- Requiring operating departments to adhere to expense budgets/cost percentages that may in the past have been honored more in the breach than in the observance
- Developing a more rigorous approach to evaluating the profit generated either per event or by operating division
- Being willing to dispense with certain types of business that may represent a drag on overall profitability
- Requiring managers to take on additional responsibilities
Owner/manager understanding of employee tasks
Speaking to caterers around the country, ranging from small mom and pop caterers to large independent caterers, we have heard a few things over and over. One is that senior personnel have spent at least part of the pandemic doing tasks more typically accomplished by subordinates. For example, they have been loading trucks, working in the kitchen, driving orders, writing proposals, etc.
In the long run, we believe that this will be good for the industry since it will provide the decision-makers with a perspective that they may not have had before, or at least not recently. While it is essential that the owners spend most of their time working on their companies rather than in their companies, this temporary reversal of roles should provide greater insight regarding what is being asked of junior employees.

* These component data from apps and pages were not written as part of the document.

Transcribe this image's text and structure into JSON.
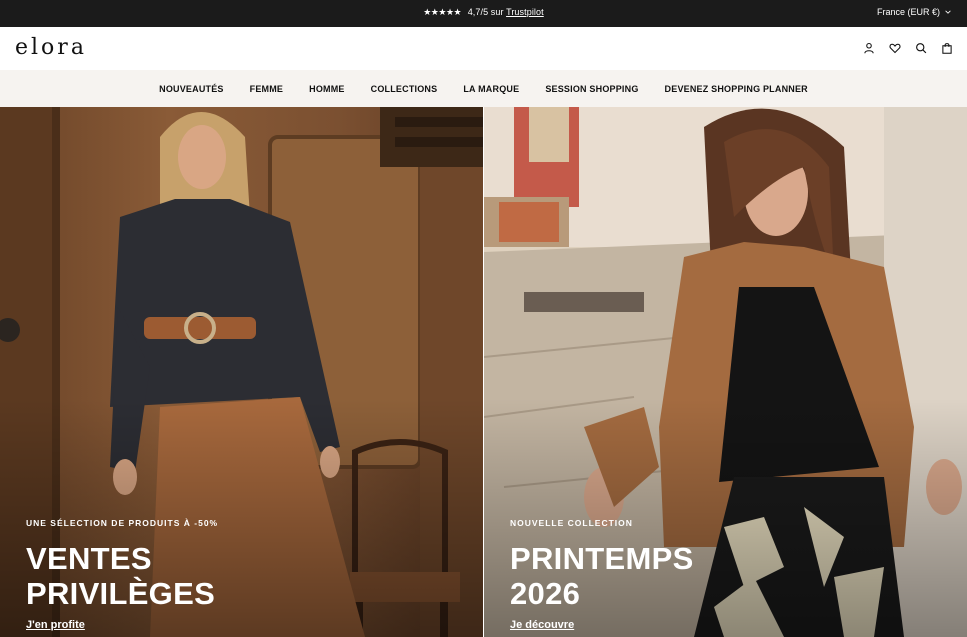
{
  "topbar": {
    "stars": "★★★★★",
    "rating": "4,7/5 sur",
    "trustpilot": "Trustpilot",
    "country": "France (EUR €)"
  },
  "header": {
    "logo": "elora"
  },
  "nav": {
    "items": [
      "NOUVEAUTÉS",
      "FEMME",
      "HOMME",
      "COLLECTIONS",
      "LA MARQUE",
      "SESSION SHOPPING",
      "DEVENEZ SHOPPING PLANNER"
    ]
  },
  "hero": {
    "left": {
      "eyebrow": "UNE SÉLECTION DE PRODUITS À -50%",
      "headline_line1": "VENTES",
      "headline_line2": "PRIVILÈGES",
      "cta": "J'en profite"
    },
    "right": {
      "eyebrow": "NOUVELLE COLLECTION",
      "headline_line1": "PRINTEMPS",
      "headline_line2": "2026",
      "cta": "Je découvre"
    }
  },
  "icons": {
    "account": "user-icon",
    "wishlist": "heart-icon",
    "search": "search-icon",
    "cart": "bag-icon",
    "country_dropdown": "chevron-down-icon"
  },
  "colors": {
    "topbar_bg": "#1b1b1b",
    "nav_bg": "#f6f3f0",
    "hero_text": "#ffffff"
  }
}
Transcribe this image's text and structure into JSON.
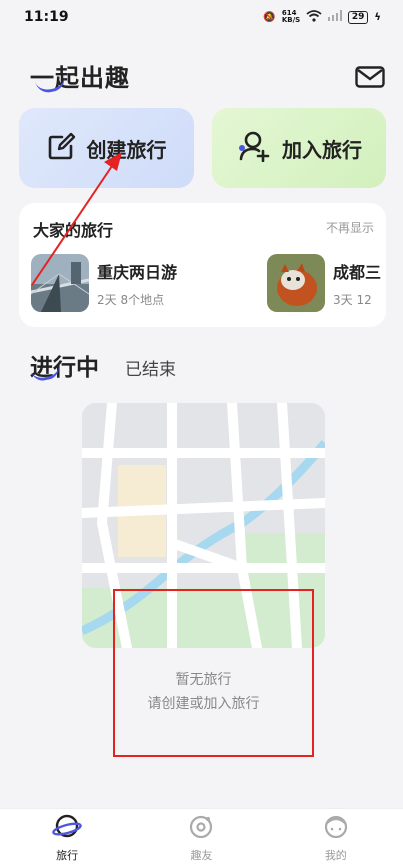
{
  "status_bar": {
    "time": "11:19",
    "network_speed": "614 KB/S",
    "battery": "29"
  },
  "header": {
    "title": "一起出趣",
    "mail_icon": "mail-icon"
  },
  "actions": {
    "create_label": "创建旅行",
    "join_label": "加入旅行"
  },
  "everyone_trips": {
    "heading": "大家的旅行",
    "hide_label": "不再显示",
    "items": [
      {
        "name": "重庆两日游",
        "meta": "2天  8个地点"
      },
      {
        "name": "成都三",
        "meta": "3天  12"
      }
    ]
  },
  "trip_tabs": {
    "active": "进行中",
    "inactive": "已结束"
  },
  "empty_state": {
    "line1": "暂无旅行",
    "line2": "请创建或加入旅行"
  },
  "bottom_nav": [
    {
      "label": "旅行",
      "icon": "planet-icon",
      "active": true
    },
    {
      "label": "趣友",
      "icon": "friends-icon",
      "active": false
    },
    {
      "label": "我的",
      "icon": "profile-icon",
      "active": false
    }
  ],
  "colors": {
    "accent": "#4c56e0",
    "annotation_red": "#e52222"
  }
}
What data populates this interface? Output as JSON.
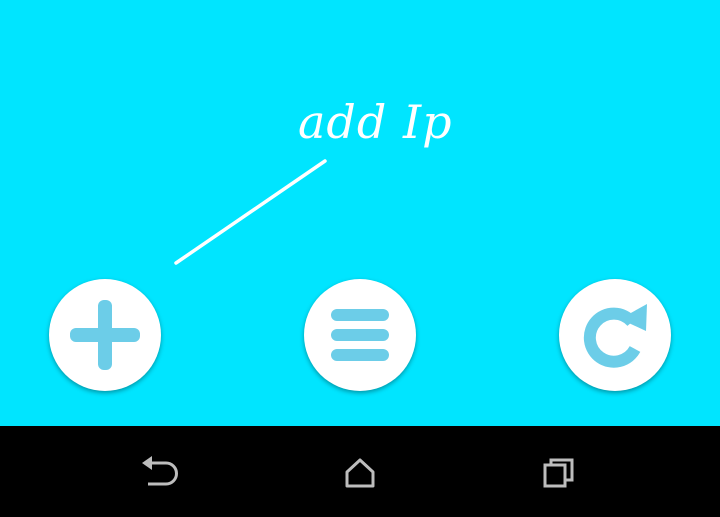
{
  "content": {
    "hint_label": "add Ip",
    "background_color": "#00e5ff"
  },
  "buttons": [
    {
      "name": "add",
      "icon": "plus-icon",
      "color": "#6ccde8"
    },
    {
      "name": "menu",
      "icon": "hamburger-icon",
      "color": "#6ccde8"
    },
    {
      "name": "refresh",
      "icon": "refresh-icon",
      "color": "#6ccde8"
    }
  ],
  "nav_bar": {
    "background_color": "#000000",
    "items": [
      {
        "name": "back",
        "icon": "back-icon"
      },
      {
        "name": "home",
        "icon": "home-icon"
      },
      {
        "name": "recents",
        "icon": "recents-icon"
      }
    ]
  }
}
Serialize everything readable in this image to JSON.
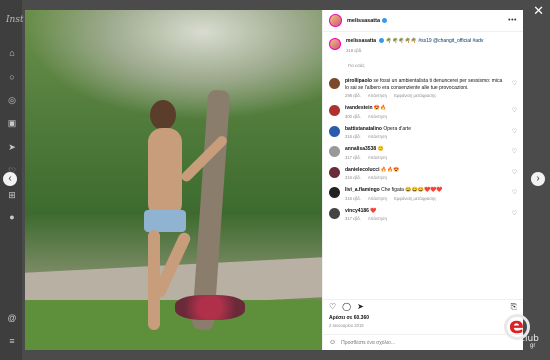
{
  "app": {
    "logo": "Inst"
  },
  "post": {
    "username": "melissasatta",
    "caption_emojis": "🌴🌴🌴🌴🌴",
    "caption_tags": "#ss19 @changit_official #adv",
    "caption_time": "318 εβδ.",
    "translate": "Για εσάς"
  },
  "comments": [
    {
      "user": "pirollipaolo",
      "text": "se fossi un ambientalista ti denuncerei per sessismo: mica lo sai se l'albero era consenziente alle tue provocazioni.",
      "time": "298 εβδ.",
      "reply": "Απάντηση",
      "extra": "Εμφάνιση μετάφρασης",
      "color": "#7a4a2a"
    },
    {
      "user": "ivandestein",
      "text": "😍🔥",
      "time": "300 εβδ.",
      "reply": "Απάντηση",
      "extra": "",
      "color": "#b03030"
    },
    {
      "user": "battistanatalino",
      "text": "Opera d'arte",
      "time": "316 εβδ.",
      "reply": "Απάντηση",
      "extra": "",
      "color": "#2a5caa"
    },
    {
      "user": "annalisa3538",
      "text": "😊",
      "time": "317 εβδ.",
      "reply": "Απάντηση",
      "extra": "",
      "color": "#999999"
    },
    {
      "user": "danielecolucci",
      "text": "🔥🔥😍",
      "time": "316 εβδ.",
      "reply": "Απάντηση",
      "extra": "",
      "color": "#6a2a3a"
    },
    {
      "user": "livi_a.flamingo",
      "text": "Che figata 😂😂😂❤️❤️❤️",
      "time": "316 εβδ.",
      "reply": "Απάντηση",
      "extra": "Εμφάνιση μετάφρασης",
      "color": "#222222"
    },
    {
      "user": "vincy4186",
      "text": "❤️",
      "time": "317 εβδ.",
      "reply": "Απάντηση",
      "extra": "",
      "color": "#444444"
    }
  ],
  "footer": {
    "likes": "Αρέσει σε 60.360",
    "date": "2 Ιανουαρίου 2019",
    "comment_placeholder": "Προσθέστε ένα σχόλιο..."
  },
  "watermark": {
    "brand": "club",
    "tld": "gr"
  }
}
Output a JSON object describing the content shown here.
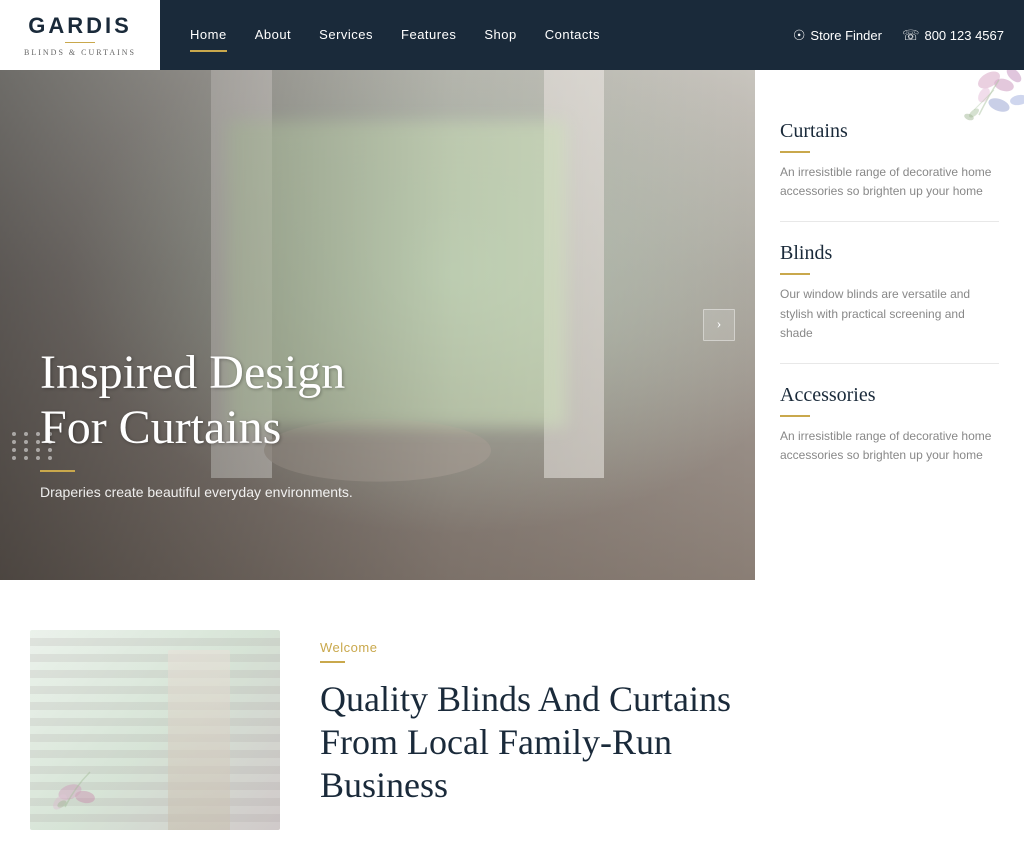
{
  "brand": {
    "name": "GARDIS",
    "tagline": "Blinds & Curtains",
    "logo_line": true
  },
  "navbar": {
    "links": [
      {
        "label": "Home",
        "active": true
      },
      {
        "label": "About",
        "active": false
      },
      {
        "label": "Services",
        "active": false
      },
      {
        "label": "Features",
        "active": false
      },
      {
        "label": "Shop",
        "active": false
      },
      {
        "label": "Contacts",
        "active": false
      }
    ],
    "store_finder": "Store Finder",
    "phone": "800 123 4567"
  },
  "hero": {
    "title_line1": "Inspired Design",
    "title_line2": "For Curtains",
    "subtitle": "Draperies create beautiful everyday environments."
  },
  "categories": [
    {
      "title": "Curtains",
      "description": "An irresistible range of decorative home accessories so brighten up your home"
    },
    {
      "title": "Blinds",
      "description": "Our window blinds are versatile and stylish with practical screening and shade"
    },
    {
      "title": "Accessories",
      "description": "An irresistible range of decorative home accessories so brighten up your home"
    }
  ],
  "welcome_section": {
    "label": "Welcome",
    "heading_line1": "Quality Blinds And Curtains",
    "heading_line2": "From Local Family-Run",
    "heading_line3": "Business"
  },
  "colors": {
    "accent": "#c9a84c",
    "dark_navy": "#1a2a3a",
    "text_gray": "#888888"
  }
}
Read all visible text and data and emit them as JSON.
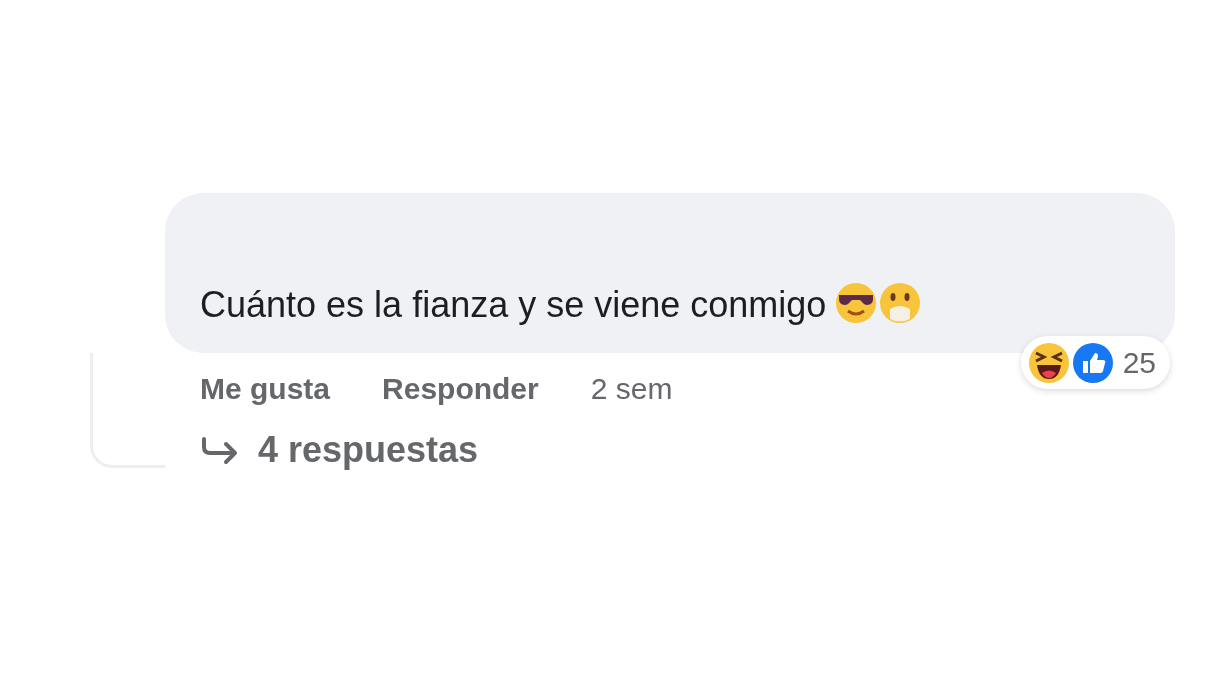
{
  "comment": {
    "text": "Cuánto es la fianza y se viene conmigo"
  },
  "reactions": {
    "count": "25"
  },
  "actions": [
    {
      "label": "Me gusta"
    },
    {
      "label": "Responder"
    }
  ],
  "time": "2 sem",
  "replies": {
    "label": "4 respuestas"
  }
}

We believe that the current pandemic represents the greatest challenge to the catering industry in the modern era. But we are confident that a substantial portion of the catering business will return as soon as it is allowed and that in the long run, the industry as a whole will return to its substantial pre-pandemic growth pattern.